▸ **Directions for this task**:
When you write out the listing, keep every word as it stands and drop the pictures.

▸ **Task data**:
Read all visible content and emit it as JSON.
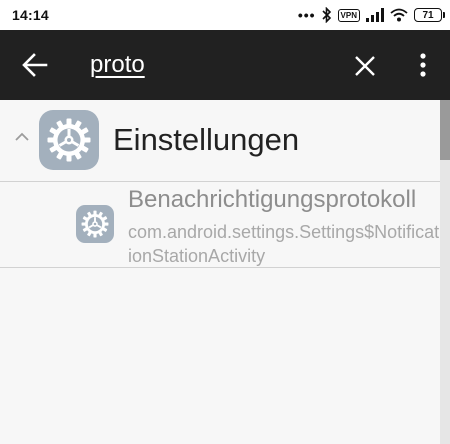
{
  "status_bar": {
    "time": "14:14",
    "dots": "•••",
    "vpn_label": "VPN",
    "battery_level": "71",
    "icons": [
      "bluetooth-icon",
      "signal-icon",
      "wifi-icon",
      "battery-icon"
    ]
  },
  "toolbar": {
    "back_icon": "arrow-back-icon",
    "search_query": "proto",
    "clear_icon": "close-icon",
    "more_icon": "more-vert-icon",
    "background": "#212121"
  },
  "results": {
    "group": {
      "app_name": "Einstellungen",
      "expanded": true,
      "icon": "settings-gear-icon",
      "icon_color": "#a3b0bd"
    },
    "items": [
      {
        "title": "Benachrichtigungsprotokoll",
        "activity": "com.android.settings.Settings$NotificationStationActivity",
        "icon": "settings-gear-icon"
      }
    ]
  }
}
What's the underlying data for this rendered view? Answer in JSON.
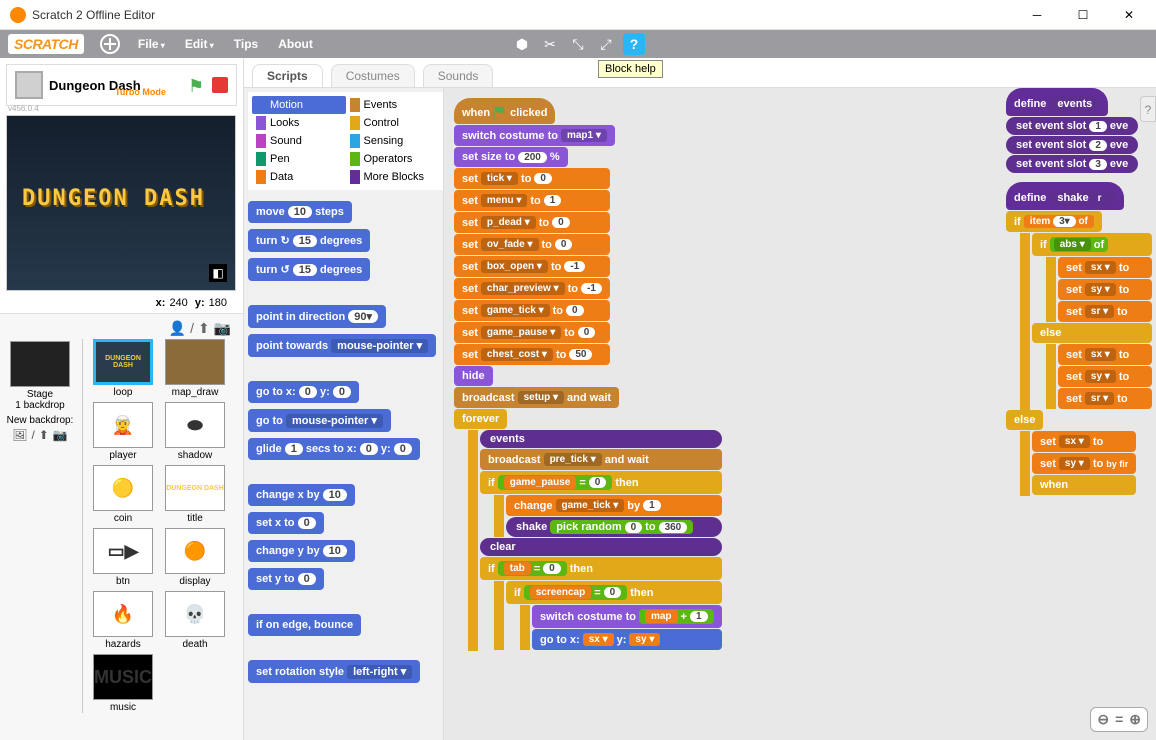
{
  "window": {
    "title": "Scratch 2 Offline Editor"
  },
  "menu": {
    "file": "File",
    "edit": "Edit",
    "tips": "Tips",
    "about": "About"
  },
  "tooltip": "Block help",
  "project": {
    "name": "Dungeon Dash",
    "turbo": "Turbo Mode",
    "version": "v456.0.4"
  },
  "stage": {
    "title_text": "DUNGEON DASH",
    "x_label": "x:",
    "x": "240",
    "y_label": "y:",
    "y": "180"
  },
  "stage_col": {
    "label": "Stage",
    "sub": "1 backdrop",
    "new": "New backdrop:"
  },
  "sprites": [
    {
      "name": "loop",
      "sel": true
    },
    {
      "name": "map_draw"
    },
    {
      "name": "player"
    },
    {
      "name": "shadow"
    },
    {
      "name": "coin"
    },
    {
      "name": "title"
    },
    {
      "name": "btn"
    },
    {
      "name": "display"
    },
    {
      "name": "hazards"
    },
    {
      "name": "death"
    },
    {
      "name": "music"
    }
  ],
  "tabs": {
    "scripts": "Scripts",
    "costumes": "Costumes",
    "sounds": "Sounds"
  },
  "categories": [
    {
      "name": "Motion",
      "color": "#4a6cd4",
      "active": true
    },
    {
      "name": "Events",
      "color": "#c88330"
    },
    {
      "name": "Looks",
      "color": "#8a55d7"
    },
    {
      "name": "Control",
      "color": "#e1a91a"
    },
    {
      "name": "Sound",
      "color": "#bb42c3"
    },
    {
      "name": "Sensing",
      "color": "#2ca5e2"
    },
    {
      "name": "Pen",
      "color": "#0e9a6c"
    },
    {
      "name": "Operators",
      "color": "#5cb712"
    },
    {
      "name": "Data",
      "color": "#ee7d16"
    },
    {
      "name": "More Blocks",
      "color": "#632d99"
    }
  ],
  "palette": {
    "move": "move",
    "move_v": "10",
    "steps": "steps",
    "turn_r": "turn ↻",
    "turn_l": "turn ↺",
    "deg_v": "15",
    "degrees": "degrees",
    "point_dir": "point in direction",
    "dir_v": "90▾",
    "point_tw": "point towards",
    "ptw_v": "mouse-pointer ▾",
    "goto": "go to x:",
    "goto_x": "0",
    "goto_yl": "y:",
    "goto_y": "0",
    "goto_mp": "go to",
    "mp_v": "mouse-pointer ▾",
    "glide": "glide",
    "glide_s": "1",
    "glide_t": "secs to x:",
    "glide_x": "0",
    "glide_y": "0",
    "chx": "change x by",
    "chx_v": "10",
    "setx": "set x to",
    "setx_v": "0",
    "chy": "change y by",
    "chy_v": "10",
    "sety": "set y to",
    "sety_v": "0",
    "edge": "if on edge, bounce",
    "rot": "set rotation style",
    "rot_v": "left-right ▾"
  },
  "script": {
    "when_clicked": "when",
    "clicked": "clicked",
    "switch_costume": "switch costume to",
    "map1": "map1 ▾",
    "set_size": "set size to",
    "size_v": "200",
    "pct": "%",
    "set": "set",
    "to": "to",
    "vars": [
      {
        "n": "tick ▾",
        "v": "0"
      },
      {
        "n": "menu ▾",
        "v": "1"
      },
      {
        "n": "p_dead ▾",
        "v": "0"
      },
      {
        "n": "ov_fade ▾",
        "v": "0"
      },
      {
        "n": "box_open ▾",
        "v": "-1"
      },
      {
        "n": "char_preview ▾",
        "v": "-1"
      },
      {
        "n": "game_tick ▾",
        "v": "0"
      },
      {
        "n": "game_pause ▾",
        "v": "0"
      },
      {
        "n": "chest_cost ▾",
        "v": "50"
      }
    ],
    "hide": "hide",
    "broadcast": "broadcast",
    "setup": "setup ▾",
    "and_wait": "and wait",
    "forever": "forever",
    "events_call": "events",
    "pre_tick": "pre_tick ▾",
    "if": "if",
    "gp_var": "game_pause",
    "eq": "=",
    "zero": "0",
    "then": "then",
    "change": "change",
    "gt_var": "game_tick ▾",
    "by": "by",
    "one": "1",
    "shake": "shake",
    "pick_random": "pick random",
    "to360": "360",
    "clear": "clear",
    "tab": "tab",
    "screencap": "screencap",
    "map": "map",
    "plus": "+",
    "gotoxy": "go to x:",
    "sx": "sx ▾",
    "sy": "sy ▾",
    "define": "define",
    "events_def": "events",
    "set_event_slot": "set event slot",
    "ev1": "1",
    "ev2": "2",
    "ev3": "3",
    "eve": "eve",
    "shake_def": "shake",
    "r_param": "r",
    "item": "item",
    "item3": "3▾",
    "of": "of",
    "abs": "abs ▾",
    "sr": "sr ▾",
    "else": "else",
    "when": "when",
    "look_by_fir": "by fir"
  },
  "zoom": {
    "in": "⊕",
    "reset": "=",
    "out": "⊖"
  },
  "help_tab": "?"
}
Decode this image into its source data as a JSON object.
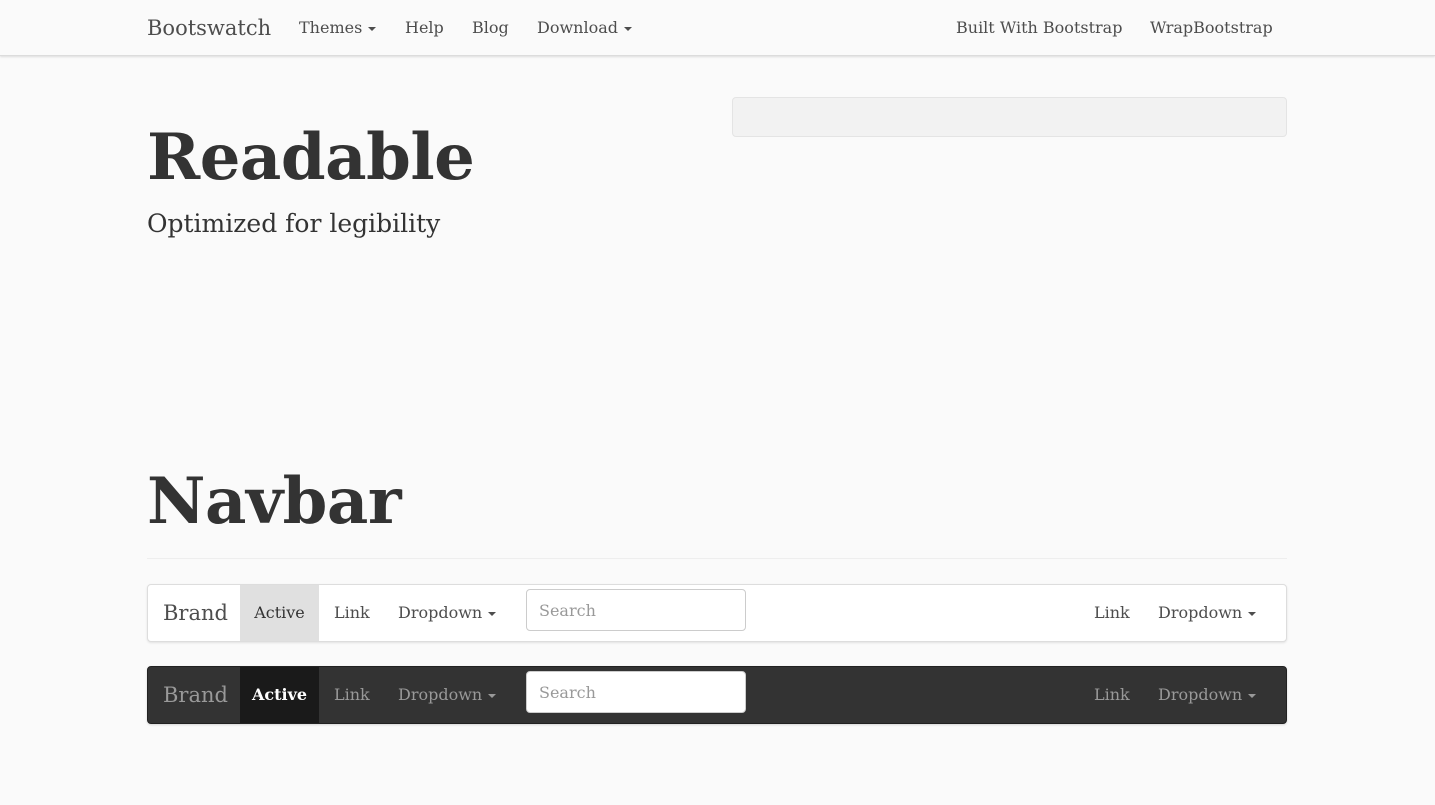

▸ **Answer**:
Read all visible content and emit it as JSON.
{
  "status_bar": {
    "time": "14:14",
    "dots": "•••",
    "vpn_label": "VPN",
    "battery_level": "71",
    "icons": [
      "bluetooth-icon",
      "signal-icon",
      "wifi-icon",
      "battery-icon"
    ]
  },
  "toolbar": {
    "back_icon": "arrow-back-icon",
    "search_query": "proto",
    "clear_icon": "close-icon",
    "more_icon": "more-vert-icon",
    "background": "#212121"
  },
  "results": {
    "group": {
      "app_name": "Einstellungen",
      "expanded": true,
      "icon": "settings-gear-icon",
      "icon_color": "#a3b0bd"
    },
    "items": [
      {
        "title": "Benachrichtigungsprotokoll",
        "activity": "com.android.settings.Settings$NotificationStationActivity",
        "icon": "settings-gear-icon"
      }
    ]
  }
}
What's the underlying data for this rendered view? Answer in JSON.
{
  "window": {
    "title": "Scratch 2 Offline Editor"
  },
  "menu": {
    "file": "File",
    "edit": "Edit",
    "tips": "Tips",
    "about": "About"
  },
  "tooltip": "Block help",
  "project": {
    "name": "Dungeon Dash",
    "turbo": "Turbo Mode",
    "version": "v456.0.4"
  },
  "stage": {
    "title_text": "DUNGEON DASH",
    "x_label": "x:",
    "x": "240",
    "y_label": "y:",
    "y": "180"
  },
  "stage_col": {
    "label": "Stage",
    "sub": "1 backdrop",
    "new": "New backdrop:"
  },
  "sprites": [
    {
      "name": "loop",
      "sel": true
    },
    {
      "name": "map_draw"
    },
    {
      "name": "player"
    },
    {
      "name": "shadow"
    },
    {
      "name": "coin"
    },
    {
      "name": "title"
    },
    {
      "name": "btn"
    },
    {
      "name": "display"
    },
    {
      "name": "hazards"
    },
    {
      "name": "death"
    },
    {
      "name": "music"
    }
  ],
  "tabs": {
    "scripts": "Scripts",
    "costumes": "Costumes",
    "sounds": "Sounds"
  },
  "categories": [
    {
      "name": "Motion",
      "color": "#4a6cd4",
      "active": true
    },
    {
      "name": "Events",
      "color": "#c88330"
    },
    {
      "name": "Looks",
      "color": "#8a55d7"
    },
    {
      "name": "Control",
      "color": "#e1a91a"
    },
    {
      "name": "Sound",
      "color": "#bb42c3"
    },
    {
      "name": "Sensing",
      "color": "#2ca5e2"
    },
    {
      "name": "Pen",
      "color": "#0e9a6c"
    },
    {
      "name": "Operators",
      "color": "#5cb712"
    },
    {
      "name": "Data",
      "color": "#ee7d16"
    },
    {
      "name": "More Blocks",
      "color": "#632d99"
    }
  ],
  "palette": {
    "move": "move",
    "move_v": "10",
    "steps": "steps",
    "turn_r": "turn ↻",
    "turn_l": "turn ↺",
    "deg_v": "15",
    "degrees": "degrees",
    "point_dir": "point in direction",
    "dir_v": "90▾",
    "point_tw": "point towards",
    "ptw_v": "mouse-pointer ▾",
    "goto": "go to x:",
    "goto_x": "0",
    "goto_yl": "y:",
    "goto_y": "0",
    "goto_mp": "go to",
    "mp_v": "mouse-pointer ▾",
    "glide": "glide",
    "glide_s": "1",
    "glide_t": "secs to x:",
    "glide_x": "0",
    "glide_y": "0",
    "chx": "change x by",
    "chx_v": "10",
    "setx": "set x to",
    "setx_v": "0",
    "chy": "change y by",
    "chy_v": "10",
    "sety": "set y to",
    "sety_v": "0",
    "edge": "if on edge, bounce",
    "rot": "set rotation style",
    "rot_v": "left-right ▾"
  },
  "script": {
    "when_clicked": "when",
    "clicked": "clicked",
    "switch_costume": "switch costume to",
    "map1": "map1 ▾",
    "set_size": "set size to",
    "size_v": "200",
    "pct": "%",
    "set": "set",
    "to": "to",
    "vars": [
      {
        "n": "tick ▾",
        "v": "0"
      },
      {
        "n": "menu ▾",
        "v": "1"
      },
      {
        "n": "p_dead ▾",
        "v": "0"
      },
      {
        "n": "ov_fade ▾",
        "v": "0"
      },
      {
        "n": "box_open ▾",
        "v": "-1"
      },
      {
        "n": "char_preview ▾",
        "v": "-1"
      },
      {
        "n": "game_tick ▾",
        "v": "0"
      },
      {
        "n": "game_pause ▾",
        "v": "0"
      },
      {
        "n": "chest_cost ▾",
        "v": "50"
      }
    ],
    "hide": "hide",
    "broadcast": "broadcast",
    "setup": "setup ▾",
    "and_wait": "and wait",
    "forever": "forever",
    "events_call": "events",
    "pre_tick": "pre_tick ▾",
    "if": "if",
    "gp_var": "game_pause",
    "eq": "=",
    "zero": "0",
    "then": "then",
    "change": "change",
    "gt_var": "game_tick ▾",
    "by": "by",
    "one": "1",
    "shake": "shake",
    "pick_random": "pick random",
    "to360": "360",
    "clear": "clear",
    "tab": "tab",
    "screencap": "screencap",
    "map": "map",
    "plus": "+",
    "gotoxy": "go to x:",
    "sx": "sx ▾",
    "sy": "sy ▾",
    "define": "define",
    "events_def": "events",
    "set_event_slot": "set event slot",
    "ev1": "1",
    "ev2": "2",
    "ev3": "3",
    "eve": "eve",
    "shake_def": "shake",
    "r_param": "r",
    "item": "item",
    "item3": "3▾",
    "of": "of",
    "abs": "abs ▾",
    "sr": "sr ▾",
    "else": "else",
    "when": "when",
    "look_by_fir": "by fir"
  },
  "zoom": {
    "in": "⊕",
    "reset": "=",
    "out": "⊖"
  },
  "help_tab": "?"
}
Decode this image into its source data as a JSON object.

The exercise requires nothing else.